I’ve felt this a lot lately, as my discipline, with its particular attention on language and  story, has really felt and  drawn attention to the hashtagification of story.   Many people have  experienced the events of Ferguson and  New York--and continue to know them solely through single words and  phrases: “Ferguson,” “handsupdon’tshoot”, “blacklivesmatter,” ”icantbreathe.”

 

 

 

In some ways, hashtagification is only the latest manifestation.  One only has to think of the history of the freedom struggle in the United  States to be able to come  up with many  more such  stand-ins for a larger  story: “Harper’s Ferry,” “Emmett Till,”  “Four Little Girls,” “Black is Beautiful,” “Black Power.”  Names substitute for stories, locations for whole  histories, slogans for struggles much longer and  deeper than the embroiderable phrase.

 

 

 

 

 

 

 

We might  just be reading the stories of of LaQuan McDonald,  Tyshawn Lee, of Michael Brown, of Eric Garner in a way that  makes them smaller, less alive, less vivid and  complex. I can say a name, or a word--a single word,  and  you already have a take.

 

 

 

There’s something to be said for that,  sometimes.  As Hemingway well knew and  wrote, there can be a lot hidden beneath even a place  name, if you get to know it.

 

 

 

But you need to get to know it before you drop it.  And literature is a great place  to start with that project. Writers  such  as James Baldwin, Toni Morrison, Leslie Marmon Silko, Sandra Cisneros, Chang Rae Lee (just a beginning) can help us expand the story.

 

 

 

 

And in your very READING of it you put in light of the kingdom of God who makes all things new. That is, reading bigger  means that  ANY situation/act can be--and ought to be recognized as part  of the bigger  story  of God’s kingdom.
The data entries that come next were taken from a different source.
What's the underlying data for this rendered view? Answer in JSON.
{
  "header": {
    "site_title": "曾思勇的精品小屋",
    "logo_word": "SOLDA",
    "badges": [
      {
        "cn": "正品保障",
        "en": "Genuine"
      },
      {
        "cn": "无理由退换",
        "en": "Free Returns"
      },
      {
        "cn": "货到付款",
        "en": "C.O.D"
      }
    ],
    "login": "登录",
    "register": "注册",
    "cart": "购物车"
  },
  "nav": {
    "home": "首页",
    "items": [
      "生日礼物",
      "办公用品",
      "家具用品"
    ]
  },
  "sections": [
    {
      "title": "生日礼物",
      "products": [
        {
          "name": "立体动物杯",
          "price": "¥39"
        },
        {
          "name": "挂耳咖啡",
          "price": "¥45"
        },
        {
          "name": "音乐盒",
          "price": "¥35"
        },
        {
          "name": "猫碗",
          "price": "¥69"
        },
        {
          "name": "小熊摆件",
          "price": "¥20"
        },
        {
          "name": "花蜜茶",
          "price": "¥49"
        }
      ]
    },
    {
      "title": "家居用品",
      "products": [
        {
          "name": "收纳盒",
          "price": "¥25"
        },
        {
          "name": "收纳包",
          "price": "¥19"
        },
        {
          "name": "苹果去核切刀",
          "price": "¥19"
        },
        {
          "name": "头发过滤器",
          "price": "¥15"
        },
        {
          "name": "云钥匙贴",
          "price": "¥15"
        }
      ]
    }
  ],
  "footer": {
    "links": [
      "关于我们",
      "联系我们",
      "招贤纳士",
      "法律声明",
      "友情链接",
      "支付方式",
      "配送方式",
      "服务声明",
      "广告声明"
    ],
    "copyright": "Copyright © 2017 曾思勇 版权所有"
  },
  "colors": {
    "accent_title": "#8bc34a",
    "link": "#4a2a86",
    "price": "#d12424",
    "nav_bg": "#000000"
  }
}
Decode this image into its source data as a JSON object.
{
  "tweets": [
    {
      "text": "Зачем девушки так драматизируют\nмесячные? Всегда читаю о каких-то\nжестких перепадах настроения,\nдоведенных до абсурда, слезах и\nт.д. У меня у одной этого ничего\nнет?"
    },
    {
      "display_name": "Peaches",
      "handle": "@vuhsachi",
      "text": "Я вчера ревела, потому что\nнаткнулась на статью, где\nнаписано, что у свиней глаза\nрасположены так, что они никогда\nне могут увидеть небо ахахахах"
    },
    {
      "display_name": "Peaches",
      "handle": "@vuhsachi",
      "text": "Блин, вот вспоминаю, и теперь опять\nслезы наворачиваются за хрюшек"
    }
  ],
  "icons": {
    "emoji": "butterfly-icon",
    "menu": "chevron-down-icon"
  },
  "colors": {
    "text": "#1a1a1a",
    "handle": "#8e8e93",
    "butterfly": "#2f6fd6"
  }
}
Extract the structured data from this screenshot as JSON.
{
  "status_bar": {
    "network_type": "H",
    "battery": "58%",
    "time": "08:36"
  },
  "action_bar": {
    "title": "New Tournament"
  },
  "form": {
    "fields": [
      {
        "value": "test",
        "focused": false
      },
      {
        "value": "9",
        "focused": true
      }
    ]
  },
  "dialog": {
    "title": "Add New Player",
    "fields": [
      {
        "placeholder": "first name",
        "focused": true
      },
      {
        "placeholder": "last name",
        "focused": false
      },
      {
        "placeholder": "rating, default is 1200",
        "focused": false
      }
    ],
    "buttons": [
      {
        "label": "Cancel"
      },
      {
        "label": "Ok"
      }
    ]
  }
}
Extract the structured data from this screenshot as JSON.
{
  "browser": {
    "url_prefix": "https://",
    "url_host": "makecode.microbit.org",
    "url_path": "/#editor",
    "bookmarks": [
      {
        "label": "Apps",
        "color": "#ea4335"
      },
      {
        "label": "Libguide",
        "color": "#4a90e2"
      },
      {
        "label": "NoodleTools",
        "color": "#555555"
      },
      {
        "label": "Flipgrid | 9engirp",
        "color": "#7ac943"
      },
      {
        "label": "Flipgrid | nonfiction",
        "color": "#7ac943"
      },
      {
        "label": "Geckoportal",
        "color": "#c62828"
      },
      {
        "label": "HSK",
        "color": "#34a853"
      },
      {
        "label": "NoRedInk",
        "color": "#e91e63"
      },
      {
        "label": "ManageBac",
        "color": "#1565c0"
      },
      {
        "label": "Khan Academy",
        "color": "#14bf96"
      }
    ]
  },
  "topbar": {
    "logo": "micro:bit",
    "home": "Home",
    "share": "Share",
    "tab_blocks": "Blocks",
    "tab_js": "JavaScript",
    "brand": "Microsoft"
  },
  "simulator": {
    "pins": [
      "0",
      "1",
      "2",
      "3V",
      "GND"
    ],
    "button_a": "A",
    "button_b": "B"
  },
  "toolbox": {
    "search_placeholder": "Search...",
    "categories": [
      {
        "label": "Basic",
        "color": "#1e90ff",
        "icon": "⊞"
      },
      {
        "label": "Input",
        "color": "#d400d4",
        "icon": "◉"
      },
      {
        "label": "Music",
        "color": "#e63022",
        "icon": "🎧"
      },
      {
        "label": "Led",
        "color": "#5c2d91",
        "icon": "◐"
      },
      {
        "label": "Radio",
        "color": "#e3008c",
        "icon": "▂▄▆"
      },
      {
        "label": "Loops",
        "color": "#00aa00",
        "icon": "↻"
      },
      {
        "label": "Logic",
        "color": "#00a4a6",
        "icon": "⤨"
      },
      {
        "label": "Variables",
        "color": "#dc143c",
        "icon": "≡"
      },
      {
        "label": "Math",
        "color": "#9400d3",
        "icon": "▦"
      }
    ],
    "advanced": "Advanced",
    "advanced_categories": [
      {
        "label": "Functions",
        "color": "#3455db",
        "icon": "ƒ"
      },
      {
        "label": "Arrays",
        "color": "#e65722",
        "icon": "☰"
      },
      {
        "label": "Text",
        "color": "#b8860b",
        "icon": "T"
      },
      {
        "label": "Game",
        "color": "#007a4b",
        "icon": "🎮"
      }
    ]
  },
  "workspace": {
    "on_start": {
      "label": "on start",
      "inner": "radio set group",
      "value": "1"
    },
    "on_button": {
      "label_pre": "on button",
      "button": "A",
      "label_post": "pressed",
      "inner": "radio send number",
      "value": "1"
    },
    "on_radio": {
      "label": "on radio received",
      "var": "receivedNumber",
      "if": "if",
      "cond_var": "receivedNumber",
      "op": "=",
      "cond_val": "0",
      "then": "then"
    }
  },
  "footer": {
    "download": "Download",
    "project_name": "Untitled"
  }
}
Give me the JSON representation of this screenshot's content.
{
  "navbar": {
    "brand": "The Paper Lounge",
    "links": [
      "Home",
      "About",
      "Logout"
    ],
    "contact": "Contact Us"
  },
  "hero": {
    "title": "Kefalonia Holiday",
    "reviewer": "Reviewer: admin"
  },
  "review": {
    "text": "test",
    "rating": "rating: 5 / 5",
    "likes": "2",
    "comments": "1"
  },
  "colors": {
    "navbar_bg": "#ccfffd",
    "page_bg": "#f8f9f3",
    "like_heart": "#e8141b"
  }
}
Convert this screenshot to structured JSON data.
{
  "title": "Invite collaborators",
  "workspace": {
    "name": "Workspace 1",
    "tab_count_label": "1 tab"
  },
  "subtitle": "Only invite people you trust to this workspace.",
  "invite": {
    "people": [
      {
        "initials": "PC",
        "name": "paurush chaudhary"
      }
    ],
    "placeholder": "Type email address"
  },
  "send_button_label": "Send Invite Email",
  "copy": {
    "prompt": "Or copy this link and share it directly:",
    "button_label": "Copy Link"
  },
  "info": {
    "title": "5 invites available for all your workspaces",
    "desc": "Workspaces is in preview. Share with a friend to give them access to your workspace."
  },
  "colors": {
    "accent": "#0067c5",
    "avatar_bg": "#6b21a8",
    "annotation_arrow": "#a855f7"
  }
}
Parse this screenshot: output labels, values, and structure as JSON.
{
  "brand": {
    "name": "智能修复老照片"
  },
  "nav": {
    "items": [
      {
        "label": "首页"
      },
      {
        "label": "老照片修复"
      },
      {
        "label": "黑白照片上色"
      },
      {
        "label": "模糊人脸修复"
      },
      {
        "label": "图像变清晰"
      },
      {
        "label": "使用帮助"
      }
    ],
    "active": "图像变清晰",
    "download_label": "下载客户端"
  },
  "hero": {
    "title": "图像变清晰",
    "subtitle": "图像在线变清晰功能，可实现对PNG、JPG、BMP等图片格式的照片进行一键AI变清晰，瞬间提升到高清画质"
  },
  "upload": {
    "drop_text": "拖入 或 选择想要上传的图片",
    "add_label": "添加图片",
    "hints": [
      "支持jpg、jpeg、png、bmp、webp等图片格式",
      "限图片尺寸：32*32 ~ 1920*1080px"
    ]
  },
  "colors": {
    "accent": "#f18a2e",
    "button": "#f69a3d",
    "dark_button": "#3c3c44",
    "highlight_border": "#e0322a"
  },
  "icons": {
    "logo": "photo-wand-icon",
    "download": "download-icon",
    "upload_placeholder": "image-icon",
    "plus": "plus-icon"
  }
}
When we put the stories we see here in the context of God’s bigger story--our ossified definitions of blackness and  whiteness, of crime  and criminal, of poor  and  rich, of saved  and  sinner--get challenged by the God whose resurrection makes all things  new.

 

 

 

In light of God’s bigger  story,  taking up the listicle article  doesn’t mean you have a 22 step  plan to being  all good  at justice.   It means you join in the bigger  story.  And, if that  seems like an inglorious path, so be it.

 

 

 

For white people, this may be especially the case,  since the investigation of the meanings of the stories and  terms, in reading bigger,  we may be in danger of losing our hashtag-perfect identity and  privilege.   That is, sometimes you lose the feeling that  you are virtuous or right. It’s scary, but you can begin.  You can read bigger.

 

 

 

For people of color, reading bigger  means understanding of the background--it’s, in the words of Baldwin, knowing  “whence you came,” and  knowing  that  you, like John Grimes,  are “on your way”--the meaning isn’t locked  in the binarisms of the Jim Crow in which we live now.  Maybe you’re too young,  like the hero of Go Tell it On the Mountain, to know the depths of the backstory that  warrants any given spiritual or political  or social crisis.  It’s scary, but you can begin.  You can read bigger.

 

1 Those of you who know African American literature of course, know that  my thesis--that we should read the bigger  story--is  a play on the name of the protagonist of one  of those protest novels--Native Son. Bigger Thomas is his name. But if I make  that  play, so does Baldwin in Go Tell it On the Mountain.  His 1953 novel is itself an instance of reading Bigger--the quintessential black city boy doomed by a racist  social fabric--bigger.